The Original Black Cat #s 1 & 2 - I've heard a lot about this old Harvey book from back in the day, mostly about how great the Lee Elias artwork was, so I was happy to get my hands on these reprints, and happier still to find everything was as good as advertised. Elias' style reminded me somewhat of Milton Canniff, so for a book that features a beautiful heroine having adventures wherever her career as a movie star brings her, that's pretty much a perfect fit. And while cheesecakey - I mean, Black Cat's costume is basically a bathing suit, a mask, and some pirate boots... hard to get more cheesecake than that - it's never too over-the-top, and the Black Cat is generally too busy kicking ass and taking names to get tied up by the villains all the time, anyway. She could've given Wonder Woman some pointers! Great stuff, and I plan to track down more.

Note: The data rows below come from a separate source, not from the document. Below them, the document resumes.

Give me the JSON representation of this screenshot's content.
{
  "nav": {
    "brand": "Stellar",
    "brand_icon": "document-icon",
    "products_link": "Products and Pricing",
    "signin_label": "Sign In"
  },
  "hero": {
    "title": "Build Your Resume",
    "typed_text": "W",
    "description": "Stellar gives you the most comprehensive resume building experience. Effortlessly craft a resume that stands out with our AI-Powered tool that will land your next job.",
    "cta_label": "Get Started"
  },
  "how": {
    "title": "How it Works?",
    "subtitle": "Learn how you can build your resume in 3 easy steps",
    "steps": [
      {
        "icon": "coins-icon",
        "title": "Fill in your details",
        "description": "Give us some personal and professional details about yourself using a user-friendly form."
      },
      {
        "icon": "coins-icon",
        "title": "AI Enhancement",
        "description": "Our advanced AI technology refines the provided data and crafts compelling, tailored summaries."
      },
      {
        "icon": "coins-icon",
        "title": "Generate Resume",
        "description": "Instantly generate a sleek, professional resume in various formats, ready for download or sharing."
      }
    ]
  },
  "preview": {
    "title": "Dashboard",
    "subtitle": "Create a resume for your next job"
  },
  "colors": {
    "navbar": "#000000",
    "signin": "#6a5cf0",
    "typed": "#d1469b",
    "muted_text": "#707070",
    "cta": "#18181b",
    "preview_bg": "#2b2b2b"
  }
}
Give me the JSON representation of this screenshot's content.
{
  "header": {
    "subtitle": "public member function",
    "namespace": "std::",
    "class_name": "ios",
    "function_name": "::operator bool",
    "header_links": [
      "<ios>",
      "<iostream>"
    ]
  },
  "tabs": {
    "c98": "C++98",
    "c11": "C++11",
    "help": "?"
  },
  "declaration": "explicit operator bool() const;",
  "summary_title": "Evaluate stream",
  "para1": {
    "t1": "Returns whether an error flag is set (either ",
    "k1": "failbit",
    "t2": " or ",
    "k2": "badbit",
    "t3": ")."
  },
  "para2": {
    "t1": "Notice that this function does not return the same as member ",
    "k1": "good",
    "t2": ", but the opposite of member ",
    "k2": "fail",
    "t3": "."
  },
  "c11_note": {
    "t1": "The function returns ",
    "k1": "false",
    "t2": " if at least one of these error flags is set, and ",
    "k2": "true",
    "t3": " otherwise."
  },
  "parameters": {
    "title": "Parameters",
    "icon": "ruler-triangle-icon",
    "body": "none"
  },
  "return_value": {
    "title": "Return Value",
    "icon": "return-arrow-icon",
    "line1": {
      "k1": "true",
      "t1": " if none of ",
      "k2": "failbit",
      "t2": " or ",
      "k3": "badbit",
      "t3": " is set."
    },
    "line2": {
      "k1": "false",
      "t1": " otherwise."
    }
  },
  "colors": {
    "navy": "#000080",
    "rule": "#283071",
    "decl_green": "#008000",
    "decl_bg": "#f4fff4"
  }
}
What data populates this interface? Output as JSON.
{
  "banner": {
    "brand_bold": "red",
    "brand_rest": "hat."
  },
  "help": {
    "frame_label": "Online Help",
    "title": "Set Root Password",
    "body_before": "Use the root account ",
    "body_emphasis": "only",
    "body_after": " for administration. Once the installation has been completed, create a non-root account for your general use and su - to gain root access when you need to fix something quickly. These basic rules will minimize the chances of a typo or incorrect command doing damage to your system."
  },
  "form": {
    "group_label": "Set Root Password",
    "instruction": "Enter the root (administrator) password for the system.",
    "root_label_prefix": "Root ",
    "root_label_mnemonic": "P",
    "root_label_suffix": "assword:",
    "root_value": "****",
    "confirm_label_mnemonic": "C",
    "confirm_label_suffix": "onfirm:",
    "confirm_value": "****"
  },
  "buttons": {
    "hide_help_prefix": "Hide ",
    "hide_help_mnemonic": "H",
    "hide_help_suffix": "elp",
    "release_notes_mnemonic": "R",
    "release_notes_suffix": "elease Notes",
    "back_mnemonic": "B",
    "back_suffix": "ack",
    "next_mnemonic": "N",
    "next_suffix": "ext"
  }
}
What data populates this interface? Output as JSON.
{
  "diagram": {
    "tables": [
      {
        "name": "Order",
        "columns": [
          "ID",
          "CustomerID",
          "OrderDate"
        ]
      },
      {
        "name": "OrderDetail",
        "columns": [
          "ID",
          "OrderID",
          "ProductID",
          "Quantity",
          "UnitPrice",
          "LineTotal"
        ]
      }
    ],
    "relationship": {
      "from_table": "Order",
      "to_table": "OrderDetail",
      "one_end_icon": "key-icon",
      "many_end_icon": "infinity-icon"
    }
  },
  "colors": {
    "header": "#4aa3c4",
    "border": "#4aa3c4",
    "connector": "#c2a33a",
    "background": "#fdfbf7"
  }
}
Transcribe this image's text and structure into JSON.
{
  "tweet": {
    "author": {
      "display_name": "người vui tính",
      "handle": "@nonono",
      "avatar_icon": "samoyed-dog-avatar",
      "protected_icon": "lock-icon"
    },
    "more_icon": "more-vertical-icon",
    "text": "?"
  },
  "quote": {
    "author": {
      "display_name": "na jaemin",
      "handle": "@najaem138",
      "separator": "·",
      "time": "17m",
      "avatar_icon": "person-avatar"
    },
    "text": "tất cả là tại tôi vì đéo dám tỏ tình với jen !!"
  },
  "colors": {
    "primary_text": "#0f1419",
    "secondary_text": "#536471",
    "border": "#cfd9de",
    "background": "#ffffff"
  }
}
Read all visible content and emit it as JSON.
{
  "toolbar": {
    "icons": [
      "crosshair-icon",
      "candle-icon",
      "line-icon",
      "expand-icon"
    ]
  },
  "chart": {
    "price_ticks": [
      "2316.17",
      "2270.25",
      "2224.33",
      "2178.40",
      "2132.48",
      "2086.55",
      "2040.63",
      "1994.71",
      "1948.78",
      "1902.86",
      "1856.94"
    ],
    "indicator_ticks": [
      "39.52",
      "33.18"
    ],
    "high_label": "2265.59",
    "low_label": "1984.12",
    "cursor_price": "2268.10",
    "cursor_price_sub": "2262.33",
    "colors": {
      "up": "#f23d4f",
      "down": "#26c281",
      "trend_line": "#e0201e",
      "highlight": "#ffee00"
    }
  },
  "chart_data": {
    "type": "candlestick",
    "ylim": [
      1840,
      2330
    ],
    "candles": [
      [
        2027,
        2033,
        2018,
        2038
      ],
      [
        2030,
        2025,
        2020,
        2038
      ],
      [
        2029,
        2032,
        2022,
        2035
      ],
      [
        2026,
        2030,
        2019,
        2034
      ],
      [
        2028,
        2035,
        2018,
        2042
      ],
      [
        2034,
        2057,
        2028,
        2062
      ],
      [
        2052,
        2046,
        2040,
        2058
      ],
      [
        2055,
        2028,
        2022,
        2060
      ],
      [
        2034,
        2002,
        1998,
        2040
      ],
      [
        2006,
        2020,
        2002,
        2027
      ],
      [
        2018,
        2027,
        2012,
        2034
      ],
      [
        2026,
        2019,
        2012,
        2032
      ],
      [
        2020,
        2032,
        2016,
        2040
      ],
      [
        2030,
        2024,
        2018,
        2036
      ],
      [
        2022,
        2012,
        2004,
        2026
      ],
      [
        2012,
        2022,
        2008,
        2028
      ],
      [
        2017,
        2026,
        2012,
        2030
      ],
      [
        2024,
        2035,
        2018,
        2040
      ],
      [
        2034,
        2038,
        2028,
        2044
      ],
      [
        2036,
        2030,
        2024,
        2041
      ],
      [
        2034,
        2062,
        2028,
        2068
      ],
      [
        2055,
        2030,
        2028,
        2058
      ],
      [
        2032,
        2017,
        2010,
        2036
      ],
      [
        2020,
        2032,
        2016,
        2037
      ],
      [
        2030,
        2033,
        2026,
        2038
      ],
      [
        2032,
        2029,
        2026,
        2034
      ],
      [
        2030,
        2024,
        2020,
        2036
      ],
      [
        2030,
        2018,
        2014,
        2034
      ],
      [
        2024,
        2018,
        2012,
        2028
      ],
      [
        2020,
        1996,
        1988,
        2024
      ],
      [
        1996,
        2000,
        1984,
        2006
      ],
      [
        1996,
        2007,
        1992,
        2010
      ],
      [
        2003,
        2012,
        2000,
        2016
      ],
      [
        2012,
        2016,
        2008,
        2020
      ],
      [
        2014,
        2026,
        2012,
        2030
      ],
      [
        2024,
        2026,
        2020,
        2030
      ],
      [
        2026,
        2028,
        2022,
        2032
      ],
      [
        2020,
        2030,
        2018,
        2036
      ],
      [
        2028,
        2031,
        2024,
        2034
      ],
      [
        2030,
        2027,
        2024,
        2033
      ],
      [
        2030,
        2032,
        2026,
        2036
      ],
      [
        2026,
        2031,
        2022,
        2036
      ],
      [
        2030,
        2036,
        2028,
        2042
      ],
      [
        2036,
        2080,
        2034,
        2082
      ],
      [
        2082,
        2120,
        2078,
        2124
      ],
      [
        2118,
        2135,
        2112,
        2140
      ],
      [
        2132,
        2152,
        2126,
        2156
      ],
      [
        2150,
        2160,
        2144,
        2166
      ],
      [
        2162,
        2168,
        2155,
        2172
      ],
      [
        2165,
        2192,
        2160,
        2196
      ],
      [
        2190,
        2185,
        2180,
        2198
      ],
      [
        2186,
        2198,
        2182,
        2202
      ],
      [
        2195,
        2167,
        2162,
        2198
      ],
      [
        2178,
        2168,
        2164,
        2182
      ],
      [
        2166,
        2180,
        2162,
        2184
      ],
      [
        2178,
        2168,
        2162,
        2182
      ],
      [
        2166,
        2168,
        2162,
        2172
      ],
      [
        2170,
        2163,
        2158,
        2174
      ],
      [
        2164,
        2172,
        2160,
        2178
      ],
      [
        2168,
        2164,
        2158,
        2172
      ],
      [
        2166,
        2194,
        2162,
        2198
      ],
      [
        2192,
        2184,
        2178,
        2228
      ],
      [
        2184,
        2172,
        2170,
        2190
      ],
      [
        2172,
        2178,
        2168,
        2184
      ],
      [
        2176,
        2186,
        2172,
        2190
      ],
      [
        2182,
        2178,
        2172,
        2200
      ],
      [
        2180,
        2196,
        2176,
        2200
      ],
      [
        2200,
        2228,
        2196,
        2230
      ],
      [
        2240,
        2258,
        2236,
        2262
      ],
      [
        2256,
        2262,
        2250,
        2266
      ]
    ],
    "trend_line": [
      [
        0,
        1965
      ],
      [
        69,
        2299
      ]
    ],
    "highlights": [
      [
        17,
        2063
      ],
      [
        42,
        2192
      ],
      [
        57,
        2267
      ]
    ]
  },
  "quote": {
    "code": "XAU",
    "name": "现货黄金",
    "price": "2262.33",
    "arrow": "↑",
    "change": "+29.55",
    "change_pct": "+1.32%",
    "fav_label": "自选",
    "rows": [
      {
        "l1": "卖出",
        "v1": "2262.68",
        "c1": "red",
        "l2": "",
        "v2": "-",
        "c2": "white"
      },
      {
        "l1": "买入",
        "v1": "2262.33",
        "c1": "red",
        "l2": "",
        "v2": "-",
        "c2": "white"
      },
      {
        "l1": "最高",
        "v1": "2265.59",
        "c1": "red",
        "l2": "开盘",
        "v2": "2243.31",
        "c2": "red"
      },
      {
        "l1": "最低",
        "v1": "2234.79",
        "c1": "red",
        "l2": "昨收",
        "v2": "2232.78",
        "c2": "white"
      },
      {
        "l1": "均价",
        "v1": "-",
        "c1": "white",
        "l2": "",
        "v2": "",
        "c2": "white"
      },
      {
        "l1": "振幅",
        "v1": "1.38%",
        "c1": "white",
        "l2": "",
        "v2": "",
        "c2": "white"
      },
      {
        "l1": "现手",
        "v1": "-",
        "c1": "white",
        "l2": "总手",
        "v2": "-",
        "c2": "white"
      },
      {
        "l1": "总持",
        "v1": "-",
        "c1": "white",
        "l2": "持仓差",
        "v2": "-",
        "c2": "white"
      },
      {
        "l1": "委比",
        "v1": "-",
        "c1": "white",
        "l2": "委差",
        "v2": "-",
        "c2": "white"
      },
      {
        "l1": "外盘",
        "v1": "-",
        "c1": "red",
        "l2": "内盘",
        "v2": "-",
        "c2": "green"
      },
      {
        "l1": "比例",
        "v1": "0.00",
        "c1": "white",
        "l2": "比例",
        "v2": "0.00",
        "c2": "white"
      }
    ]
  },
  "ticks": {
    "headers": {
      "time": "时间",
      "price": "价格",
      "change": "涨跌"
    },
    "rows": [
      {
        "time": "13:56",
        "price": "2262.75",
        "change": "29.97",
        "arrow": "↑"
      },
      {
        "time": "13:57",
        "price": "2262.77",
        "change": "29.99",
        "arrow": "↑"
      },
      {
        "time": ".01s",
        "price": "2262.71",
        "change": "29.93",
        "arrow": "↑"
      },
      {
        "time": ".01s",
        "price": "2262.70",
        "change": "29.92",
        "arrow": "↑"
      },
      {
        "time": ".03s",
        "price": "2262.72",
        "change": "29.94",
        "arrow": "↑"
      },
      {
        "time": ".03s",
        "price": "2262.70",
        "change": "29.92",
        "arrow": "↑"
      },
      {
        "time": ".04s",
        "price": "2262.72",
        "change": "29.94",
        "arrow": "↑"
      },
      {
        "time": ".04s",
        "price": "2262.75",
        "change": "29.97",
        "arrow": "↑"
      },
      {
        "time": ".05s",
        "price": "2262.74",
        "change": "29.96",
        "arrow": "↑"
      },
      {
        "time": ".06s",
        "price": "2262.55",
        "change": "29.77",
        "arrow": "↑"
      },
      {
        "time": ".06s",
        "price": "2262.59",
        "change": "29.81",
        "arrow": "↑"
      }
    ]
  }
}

Captain America: Red Menace Vol. 1 - I'm late to Ed Brubaker's Captain America party, so I'm probably the last comics guy around to realize this, but Brube's going all Starman with this book - taking disparate scraps of continuity surrounding a loose family of characters and weaving them into one giant story about a legacy - isn't he? And from what I've read so far, he's doing it well. I think the secret of his success is that while he respects the past, he's using it as a jumping off point for new ideas and reworking old ideas to fit, like James Robinson did with Starman, as opposed to obsessing over tiny details of the past like Roy Thomas or Geoff Johns. I'm hoping that he's eventually able to work in some of the crazier 70s Kirby bits like the Madbomb or Mr. Buda. Anyway, yeah, this volume continues to bring the good, furthering the story of Cap's search for Bucky and Crossbones' unfortunately successful attempts to de-deprogram Sin, the Red Skull's daughter, but at three regular issues and an Anniversary Special, it's a bit slight. But said Anniversary Special is at least double-sized, and has Marcos Martin artwork in it, too, so that helps.